I am not certain what imperative I responded to first: the need to break out of the routine of studio work, or what I identified to be a crisis in the Brooklyn community in which I live. Whichever, the end result is that I have found myself for the last eight years in a new, (unpaid), life as a community organizer with a work practice as an artist that embraces my efforts outside of the studio. This means my work now should be read using assumptions more associated with other genres of art practice than painting. Put simply, I play a role in shaping what I paint before I paint it. A letter in my work is a letter that needed to be sent, a meeting is a meeting I helped to organize, I had a stake in the outcome of the rally. As a result, the paintings are the last step in a process I have been engaged with from beginning to end.

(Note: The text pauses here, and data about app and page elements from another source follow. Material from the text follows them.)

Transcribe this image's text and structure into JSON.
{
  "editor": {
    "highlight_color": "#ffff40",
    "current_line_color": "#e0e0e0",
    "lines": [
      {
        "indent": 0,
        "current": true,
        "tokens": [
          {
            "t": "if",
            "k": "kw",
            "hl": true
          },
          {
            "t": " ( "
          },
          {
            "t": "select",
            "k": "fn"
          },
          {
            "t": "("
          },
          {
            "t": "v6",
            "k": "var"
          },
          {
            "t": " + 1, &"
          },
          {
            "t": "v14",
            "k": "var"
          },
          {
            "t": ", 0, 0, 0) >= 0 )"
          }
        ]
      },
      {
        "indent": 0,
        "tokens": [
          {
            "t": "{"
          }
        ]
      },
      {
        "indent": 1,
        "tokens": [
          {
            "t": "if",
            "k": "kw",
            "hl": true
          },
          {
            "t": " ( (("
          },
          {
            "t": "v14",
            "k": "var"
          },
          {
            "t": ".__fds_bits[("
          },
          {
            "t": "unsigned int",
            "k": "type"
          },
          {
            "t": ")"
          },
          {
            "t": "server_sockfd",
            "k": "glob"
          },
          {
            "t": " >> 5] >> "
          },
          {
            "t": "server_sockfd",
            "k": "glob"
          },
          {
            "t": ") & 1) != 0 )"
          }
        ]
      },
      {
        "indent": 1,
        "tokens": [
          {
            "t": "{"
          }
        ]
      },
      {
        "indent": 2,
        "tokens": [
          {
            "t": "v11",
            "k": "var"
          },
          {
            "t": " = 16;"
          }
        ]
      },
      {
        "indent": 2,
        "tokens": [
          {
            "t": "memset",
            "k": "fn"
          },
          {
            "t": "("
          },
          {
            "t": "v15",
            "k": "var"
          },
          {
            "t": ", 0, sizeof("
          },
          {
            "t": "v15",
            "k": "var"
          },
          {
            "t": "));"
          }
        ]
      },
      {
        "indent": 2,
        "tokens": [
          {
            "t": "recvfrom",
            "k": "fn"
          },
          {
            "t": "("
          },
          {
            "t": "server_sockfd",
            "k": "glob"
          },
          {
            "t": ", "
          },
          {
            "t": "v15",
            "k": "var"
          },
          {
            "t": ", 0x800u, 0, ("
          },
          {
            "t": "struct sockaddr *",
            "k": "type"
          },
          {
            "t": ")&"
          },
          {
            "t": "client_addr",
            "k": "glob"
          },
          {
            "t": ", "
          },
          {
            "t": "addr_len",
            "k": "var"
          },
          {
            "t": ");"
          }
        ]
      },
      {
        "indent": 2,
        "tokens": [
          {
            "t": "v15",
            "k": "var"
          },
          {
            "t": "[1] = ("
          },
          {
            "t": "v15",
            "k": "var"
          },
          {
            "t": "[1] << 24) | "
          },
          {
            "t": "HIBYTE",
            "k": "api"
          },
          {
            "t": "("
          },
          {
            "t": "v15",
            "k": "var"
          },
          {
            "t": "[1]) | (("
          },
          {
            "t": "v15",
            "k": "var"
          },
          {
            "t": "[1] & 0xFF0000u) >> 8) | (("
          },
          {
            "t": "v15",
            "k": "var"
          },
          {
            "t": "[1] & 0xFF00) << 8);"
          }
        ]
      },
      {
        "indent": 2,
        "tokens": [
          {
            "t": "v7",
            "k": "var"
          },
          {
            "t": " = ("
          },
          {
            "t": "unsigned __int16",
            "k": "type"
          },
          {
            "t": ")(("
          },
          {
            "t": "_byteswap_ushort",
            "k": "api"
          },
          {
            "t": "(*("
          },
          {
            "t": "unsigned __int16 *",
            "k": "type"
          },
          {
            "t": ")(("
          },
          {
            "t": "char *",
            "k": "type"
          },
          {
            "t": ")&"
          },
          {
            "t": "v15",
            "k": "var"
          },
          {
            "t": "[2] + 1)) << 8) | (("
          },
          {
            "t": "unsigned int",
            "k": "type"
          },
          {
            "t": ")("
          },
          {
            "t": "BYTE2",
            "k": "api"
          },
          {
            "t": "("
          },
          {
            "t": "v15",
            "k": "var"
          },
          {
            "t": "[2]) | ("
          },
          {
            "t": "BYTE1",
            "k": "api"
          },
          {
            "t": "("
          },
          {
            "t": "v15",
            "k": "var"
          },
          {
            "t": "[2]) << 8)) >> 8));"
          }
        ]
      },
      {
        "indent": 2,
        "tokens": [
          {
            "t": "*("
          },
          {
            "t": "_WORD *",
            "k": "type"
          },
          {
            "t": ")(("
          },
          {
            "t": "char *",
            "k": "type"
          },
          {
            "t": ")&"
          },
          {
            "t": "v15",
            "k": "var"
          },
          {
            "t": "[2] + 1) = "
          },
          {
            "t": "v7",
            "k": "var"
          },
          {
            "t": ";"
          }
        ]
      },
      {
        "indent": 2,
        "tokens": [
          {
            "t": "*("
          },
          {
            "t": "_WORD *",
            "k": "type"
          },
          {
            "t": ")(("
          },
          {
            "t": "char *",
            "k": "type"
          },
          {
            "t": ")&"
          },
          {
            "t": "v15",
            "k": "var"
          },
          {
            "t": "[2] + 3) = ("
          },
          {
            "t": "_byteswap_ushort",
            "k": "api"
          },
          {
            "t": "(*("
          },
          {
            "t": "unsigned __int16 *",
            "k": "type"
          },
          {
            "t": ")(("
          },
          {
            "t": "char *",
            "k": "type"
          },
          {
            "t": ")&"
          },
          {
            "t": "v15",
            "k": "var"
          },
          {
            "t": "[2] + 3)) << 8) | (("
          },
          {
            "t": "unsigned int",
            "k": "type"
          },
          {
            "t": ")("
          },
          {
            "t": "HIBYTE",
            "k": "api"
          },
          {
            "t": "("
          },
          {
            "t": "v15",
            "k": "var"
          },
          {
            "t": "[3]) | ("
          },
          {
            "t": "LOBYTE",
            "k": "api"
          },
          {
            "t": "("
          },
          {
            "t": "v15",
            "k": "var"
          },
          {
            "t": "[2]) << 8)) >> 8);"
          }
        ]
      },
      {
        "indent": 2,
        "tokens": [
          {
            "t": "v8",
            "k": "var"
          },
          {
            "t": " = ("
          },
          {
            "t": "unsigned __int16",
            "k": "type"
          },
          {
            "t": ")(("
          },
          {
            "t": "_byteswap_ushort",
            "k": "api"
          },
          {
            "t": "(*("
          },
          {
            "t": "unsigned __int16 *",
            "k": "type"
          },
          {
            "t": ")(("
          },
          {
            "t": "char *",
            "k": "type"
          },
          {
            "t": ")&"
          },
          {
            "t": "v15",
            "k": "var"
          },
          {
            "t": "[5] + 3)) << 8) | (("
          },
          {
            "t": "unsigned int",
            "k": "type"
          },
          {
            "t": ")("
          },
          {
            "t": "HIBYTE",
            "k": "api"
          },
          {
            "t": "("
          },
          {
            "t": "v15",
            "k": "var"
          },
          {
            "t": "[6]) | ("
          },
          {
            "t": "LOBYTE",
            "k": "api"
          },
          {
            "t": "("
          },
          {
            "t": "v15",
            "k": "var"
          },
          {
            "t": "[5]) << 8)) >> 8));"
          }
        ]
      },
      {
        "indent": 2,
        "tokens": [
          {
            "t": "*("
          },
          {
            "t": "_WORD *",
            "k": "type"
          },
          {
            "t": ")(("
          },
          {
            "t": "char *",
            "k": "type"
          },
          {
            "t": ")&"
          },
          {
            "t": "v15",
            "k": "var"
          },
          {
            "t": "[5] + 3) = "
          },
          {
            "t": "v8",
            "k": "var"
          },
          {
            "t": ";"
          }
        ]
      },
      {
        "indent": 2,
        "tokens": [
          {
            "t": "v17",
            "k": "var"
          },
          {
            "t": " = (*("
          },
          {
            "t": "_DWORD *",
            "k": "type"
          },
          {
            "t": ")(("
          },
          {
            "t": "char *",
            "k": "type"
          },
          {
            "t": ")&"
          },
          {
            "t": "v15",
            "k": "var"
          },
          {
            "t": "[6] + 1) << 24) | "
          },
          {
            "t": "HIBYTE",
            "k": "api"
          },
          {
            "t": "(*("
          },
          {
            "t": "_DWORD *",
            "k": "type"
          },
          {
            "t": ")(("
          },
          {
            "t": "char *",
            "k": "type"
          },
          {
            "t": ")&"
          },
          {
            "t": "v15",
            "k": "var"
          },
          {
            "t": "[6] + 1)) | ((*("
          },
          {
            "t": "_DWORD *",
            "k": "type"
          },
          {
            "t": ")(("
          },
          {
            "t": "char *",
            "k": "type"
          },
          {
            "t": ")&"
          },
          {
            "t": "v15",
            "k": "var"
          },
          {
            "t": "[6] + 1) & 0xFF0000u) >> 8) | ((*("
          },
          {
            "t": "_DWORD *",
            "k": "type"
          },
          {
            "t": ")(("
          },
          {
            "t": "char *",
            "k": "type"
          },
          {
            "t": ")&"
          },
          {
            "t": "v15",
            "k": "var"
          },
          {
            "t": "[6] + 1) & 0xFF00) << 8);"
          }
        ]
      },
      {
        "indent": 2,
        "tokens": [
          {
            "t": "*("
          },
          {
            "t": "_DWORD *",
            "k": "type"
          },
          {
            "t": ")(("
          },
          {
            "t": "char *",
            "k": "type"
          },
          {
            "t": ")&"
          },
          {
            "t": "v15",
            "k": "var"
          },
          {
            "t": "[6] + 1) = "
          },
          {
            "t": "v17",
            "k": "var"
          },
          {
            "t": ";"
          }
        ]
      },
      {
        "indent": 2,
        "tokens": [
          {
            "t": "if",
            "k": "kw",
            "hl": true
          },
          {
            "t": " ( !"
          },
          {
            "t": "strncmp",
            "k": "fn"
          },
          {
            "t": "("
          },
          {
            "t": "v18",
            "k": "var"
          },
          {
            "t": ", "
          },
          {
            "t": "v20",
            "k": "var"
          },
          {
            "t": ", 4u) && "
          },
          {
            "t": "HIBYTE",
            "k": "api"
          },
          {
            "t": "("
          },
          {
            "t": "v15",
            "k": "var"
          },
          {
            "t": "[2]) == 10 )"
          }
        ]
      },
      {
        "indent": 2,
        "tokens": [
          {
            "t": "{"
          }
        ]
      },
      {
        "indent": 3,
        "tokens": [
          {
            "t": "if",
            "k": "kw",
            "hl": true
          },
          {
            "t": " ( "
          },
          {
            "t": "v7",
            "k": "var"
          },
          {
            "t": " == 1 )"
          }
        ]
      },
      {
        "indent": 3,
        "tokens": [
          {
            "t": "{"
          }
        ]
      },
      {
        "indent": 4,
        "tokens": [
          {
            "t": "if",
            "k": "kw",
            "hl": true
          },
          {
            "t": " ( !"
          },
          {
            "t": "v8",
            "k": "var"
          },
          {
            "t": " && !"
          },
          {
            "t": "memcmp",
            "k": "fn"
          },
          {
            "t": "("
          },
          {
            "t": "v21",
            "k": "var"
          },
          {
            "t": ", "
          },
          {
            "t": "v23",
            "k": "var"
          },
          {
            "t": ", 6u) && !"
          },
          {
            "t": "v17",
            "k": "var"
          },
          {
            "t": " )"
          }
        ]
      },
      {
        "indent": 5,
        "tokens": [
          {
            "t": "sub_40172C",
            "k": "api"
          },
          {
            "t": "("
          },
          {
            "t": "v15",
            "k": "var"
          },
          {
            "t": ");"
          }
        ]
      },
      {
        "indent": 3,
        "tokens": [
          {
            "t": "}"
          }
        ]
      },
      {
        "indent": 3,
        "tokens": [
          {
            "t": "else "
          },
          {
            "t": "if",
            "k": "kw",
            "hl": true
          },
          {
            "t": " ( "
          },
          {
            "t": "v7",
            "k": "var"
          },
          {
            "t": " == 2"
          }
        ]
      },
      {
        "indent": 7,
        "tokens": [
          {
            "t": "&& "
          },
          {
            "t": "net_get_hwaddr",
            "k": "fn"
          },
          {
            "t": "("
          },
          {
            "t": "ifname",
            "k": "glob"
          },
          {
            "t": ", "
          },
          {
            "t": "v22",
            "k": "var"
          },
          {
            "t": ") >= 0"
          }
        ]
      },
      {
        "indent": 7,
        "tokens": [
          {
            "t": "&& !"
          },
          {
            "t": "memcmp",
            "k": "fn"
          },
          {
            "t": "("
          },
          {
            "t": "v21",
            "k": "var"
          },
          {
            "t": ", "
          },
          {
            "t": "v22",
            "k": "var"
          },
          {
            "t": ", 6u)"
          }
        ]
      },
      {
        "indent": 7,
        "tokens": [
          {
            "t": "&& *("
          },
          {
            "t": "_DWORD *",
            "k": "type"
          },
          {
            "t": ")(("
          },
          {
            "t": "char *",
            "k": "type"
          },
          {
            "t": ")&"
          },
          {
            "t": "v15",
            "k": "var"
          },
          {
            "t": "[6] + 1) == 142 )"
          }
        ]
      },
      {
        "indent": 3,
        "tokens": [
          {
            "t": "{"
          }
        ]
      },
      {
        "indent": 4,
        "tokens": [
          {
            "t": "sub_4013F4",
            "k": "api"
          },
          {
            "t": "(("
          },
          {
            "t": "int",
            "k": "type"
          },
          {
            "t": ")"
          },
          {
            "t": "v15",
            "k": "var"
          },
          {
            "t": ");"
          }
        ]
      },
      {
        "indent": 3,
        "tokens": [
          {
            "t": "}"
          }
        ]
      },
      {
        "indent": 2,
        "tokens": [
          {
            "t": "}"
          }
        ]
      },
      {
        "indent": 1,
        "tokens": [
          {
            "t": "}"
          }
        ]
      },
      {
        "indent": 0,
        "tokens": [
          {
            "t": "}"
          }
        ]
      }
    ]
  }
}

Many artists get involved in actions for the sake of their work; the actions at the start of my work are reactions to external events disassociated from any artistic goals. In earlier paintings, my personal experience and process were spelled out literally in the work in order to leave stepping-stones back to the paintings source. Those paintings had a more abstract and inward focus, so I often did variations on the same idea before moving on. Now each of my paintings comes from specific, unanticipated stimuli outside my work that I am compelled to draw into my work and refine. The paintings slow down a complex world and respond with a point of view. The imperatives I feel outside the studio are explicit so the outcome in the studio is particular and linked to the real world.BREAKTHRU RADIO INTERVIEW